Honours List data breach

Even the Government makes mistakes sometimes…a very public data breach.  Publishing the home addresses of the 2019 Honours List, yes that would qualify as a memorable data breach.

It all boils down to only having what you need and why.  Transfering data is one of the biggest risks and requires careful planning.
  • Should the data be accessed not transferred?
  • Anonymised?
  • Encrypted?

So what did they do wrong?

Looking back at this Government data breach, they may not have considered the final destination of the data.  Who would really need to see it?  What exact details would the general public need to see?  The Government staff would need contact details for admin etc but no one else would!  That data could be accessed by only those employees that would need to see it.  Role based access is a great principle for keeping data safe.  For example, if you are in HR you don’t need sales information eg customer details.  Its common sense.

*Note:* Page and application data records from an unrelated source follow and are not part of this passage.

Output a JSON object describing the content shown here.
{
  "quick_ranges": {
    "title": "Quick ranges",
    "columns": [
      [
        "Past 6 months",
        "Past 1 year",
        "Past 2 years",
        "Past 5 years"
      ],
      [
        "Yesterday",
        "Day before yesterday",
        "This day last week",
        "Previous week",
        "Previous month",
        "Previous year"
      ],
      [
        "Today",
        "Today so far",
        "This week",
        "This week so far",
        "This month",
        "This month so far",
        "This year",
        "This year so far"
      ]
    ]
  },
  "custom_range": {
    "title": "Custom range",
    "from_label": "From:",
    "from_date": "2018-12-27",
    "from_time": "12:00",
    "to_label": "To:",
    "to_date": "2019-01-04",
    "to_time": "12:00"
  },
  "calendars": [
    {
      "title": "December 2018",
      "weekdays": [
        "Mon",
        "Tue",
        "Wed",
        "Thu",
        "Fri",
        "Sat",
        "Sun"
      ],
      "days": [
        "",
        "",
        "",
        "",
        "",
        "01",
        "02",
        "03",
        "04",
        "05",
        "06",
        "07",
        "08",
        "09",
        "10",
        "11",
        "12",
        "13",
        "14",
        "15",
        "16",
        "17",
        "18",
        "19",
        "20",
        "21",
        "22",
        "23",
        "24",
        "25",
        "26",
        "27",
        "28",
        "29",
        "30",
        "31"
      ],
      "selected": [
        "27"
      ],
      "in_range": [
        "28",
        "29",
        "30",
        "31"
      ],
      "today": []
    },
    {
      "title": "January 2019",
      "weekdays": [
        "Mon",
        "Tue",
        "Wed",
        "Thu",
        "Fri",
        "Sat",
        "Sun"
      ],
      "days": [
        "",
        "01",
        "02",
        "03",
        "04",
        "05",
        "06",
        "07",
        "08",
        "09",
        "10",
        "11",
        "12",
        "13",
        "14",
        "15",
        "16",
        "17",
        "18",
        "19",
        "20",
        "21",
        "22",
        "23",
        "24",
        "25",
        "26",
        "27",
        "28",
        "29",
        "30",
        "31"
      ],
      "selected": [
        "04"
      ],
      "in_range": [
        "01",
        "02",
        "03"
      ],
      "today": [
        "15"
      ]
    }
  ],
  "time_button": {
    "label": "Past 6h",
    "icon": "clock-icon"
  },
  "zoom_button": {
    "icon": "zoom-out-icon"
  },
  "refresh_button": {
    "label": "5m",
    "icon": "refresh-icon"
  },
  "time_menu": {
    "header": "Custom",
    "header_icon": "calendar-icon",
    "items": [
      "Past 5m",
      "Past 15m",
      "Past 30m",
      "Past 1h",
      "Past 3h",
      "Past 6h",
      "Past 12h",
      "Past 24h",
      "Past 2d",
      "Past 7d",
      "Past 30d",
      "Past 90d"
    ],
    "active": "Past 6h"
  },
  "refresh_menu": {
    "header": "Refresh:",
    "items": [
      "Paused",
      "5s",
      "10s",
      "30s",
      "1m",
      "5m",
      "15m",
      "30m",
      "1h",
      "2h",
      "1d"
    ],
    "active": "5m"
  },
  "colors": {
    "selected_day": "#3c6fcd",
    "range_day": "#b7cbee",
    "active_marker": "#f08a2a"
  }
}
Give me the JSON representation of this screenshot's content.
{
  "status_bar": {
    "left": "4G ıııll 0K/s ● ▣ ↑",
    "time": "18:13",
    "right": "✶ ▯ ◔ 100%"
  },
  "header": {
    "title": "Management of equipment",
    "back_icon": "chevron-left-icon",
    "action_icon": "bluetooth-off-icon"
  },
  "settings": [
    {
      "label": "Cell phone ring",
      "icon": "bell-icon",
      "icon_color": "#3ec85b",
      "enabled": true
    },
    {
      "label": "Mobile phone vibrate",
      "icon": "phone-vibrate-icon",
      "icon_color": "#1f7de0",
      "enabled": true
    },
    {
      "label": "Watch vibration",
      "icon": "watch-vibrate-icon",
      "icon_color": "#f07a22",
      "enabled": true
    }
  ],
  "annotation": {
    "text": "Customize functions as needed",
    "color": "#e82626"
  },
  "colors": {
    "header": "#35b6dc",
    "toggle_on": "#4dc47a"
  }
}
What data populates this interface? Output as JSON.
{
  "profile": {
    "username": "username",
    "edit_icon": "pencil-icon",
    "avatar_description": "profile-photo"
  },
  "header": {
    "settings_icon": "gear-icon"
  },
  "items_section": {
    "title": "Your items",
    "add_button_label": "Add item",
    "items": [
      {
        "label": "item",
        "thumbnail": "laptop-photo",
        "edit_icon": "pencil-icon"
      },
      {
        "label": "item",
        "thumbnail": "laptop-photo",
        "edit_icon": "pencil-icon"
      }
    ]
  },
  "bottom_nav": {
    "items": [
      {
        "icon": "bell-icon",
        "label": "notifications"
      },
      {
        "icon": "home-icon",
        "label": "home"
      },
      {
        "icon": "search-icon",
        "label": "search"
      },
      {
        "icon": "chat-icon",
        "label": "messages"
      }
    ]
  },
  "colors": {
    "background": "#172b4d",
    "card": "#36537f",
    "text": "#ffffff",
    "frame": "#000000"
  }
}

Looking at the principles of the GDPR:

Personal data needs to be treated:

  • Lawfully, fairly and transparently

The reasons for processing that data must be:

  • Specified
  • Legitimate
  • Explicit
  • Adequate
  • Relevant
  • Limited

Complete a data flow

A simple data flow which is a standard GDPR tool would have been very useful here.  They would have realised that most of the information was not required by the general public.  So when the data had reached that part of it’s journey it would be anonymised, thus protecting those individuals and their personal data.  These are a very useful exercise, as GDPR consultants we don’t mind about the format: post it notes, marker pens on a flip chart or Visio.  As long as you can plot the data’s journey its all good.  We often follow processes in a mindless way.  We have always done it like that is a phrase we hear a lot.  Hence why we do a process review when we complete  a data inventory.  At TCS, we have fresh eyes and don’t mind asking stupid questions.

Some free and simple advice from Trusted Compliance Solutions would be:

  • Always from need never from greed
  • Do you need it? If not get rid of it
  • If you need it yourselves but no one else does, anonymise it
  • yes they they do need it too, password or encrypt it


So Elton, no sugar thanks, but some vicky sponge would be super!

If you need any help with data breaches, data flows or anything GDPR related do get in touch: